Of all available forms of business bankruptcy, Chapter 11 is the only one that allows for restructuring of a jointly-owned business, LLC or corporation (Chapter 13 restructuring is only available for sole proprietorships). Although the Chapter 11 process can be difficult, it is an opportunity to revive a business that may still be viable despite unanticipated hardships.
Many companies find themselves in situations like this because the economy is unpredictable. Even factors like fluctuations in the cost of manufacturing materials can severely strain a business’ bottom line. This was one of the factors cited in a recent Chapter 11 filing by Florida-based Hollander Sleep Products, which bills itself as the largest manufacturer of bed pillows in the world (it also makes other bedding products as well).
A restructuring specialist explained that Hollander has experienced a liquidity problem because of “substantial” price increases on materials like feathers, fiber and down. These increases “have significantly reduced Hollander’s profit margins for many products, which are generally sold on low profit margins to begin with.”
The company will be making other strategic changes as well in order to regain financial health, but the in the meantime, it has convinced lenders to convert $166.5 million of its debt into equity, which should significantly help in its turnaround efforts.
As a business owner, you have likely felt vulnerable to market forces like the cost of raw materials, consumer confidence and other factors beyond your control.
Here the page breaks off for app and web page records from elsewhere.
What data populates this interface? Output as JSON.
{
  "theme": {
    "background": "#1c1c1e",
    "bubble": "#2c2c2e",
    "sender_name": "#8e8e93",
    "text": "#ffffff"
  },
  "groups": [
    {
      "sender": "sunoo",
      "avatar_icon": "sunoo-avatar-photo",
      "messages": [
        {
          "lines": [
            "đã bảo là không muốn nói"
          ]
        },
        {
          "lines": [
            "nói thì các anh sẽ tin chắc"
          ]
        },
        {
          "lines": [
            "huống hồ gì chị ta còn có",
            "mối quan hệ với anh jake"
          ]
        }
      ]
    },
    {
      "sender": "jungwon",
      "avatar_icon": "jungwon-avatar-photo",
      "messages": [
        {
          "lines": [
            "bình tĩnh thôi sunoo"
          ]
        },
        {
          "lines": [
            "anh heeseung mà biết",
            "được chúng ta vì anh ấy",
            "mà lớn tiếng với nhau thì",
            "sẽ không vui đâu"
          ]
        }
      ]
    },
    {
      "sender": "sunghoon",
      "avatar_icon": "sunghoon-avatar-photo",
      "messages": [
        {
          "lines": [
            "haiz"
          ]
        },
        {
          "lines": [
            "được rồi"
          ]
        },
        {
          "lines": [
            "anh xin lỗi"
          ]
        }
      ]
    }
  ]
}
If you are facing serious debt but your core business plan remains profitable, filing for Chapter 11 could be the most appropriate course of action to restructure and revive your company.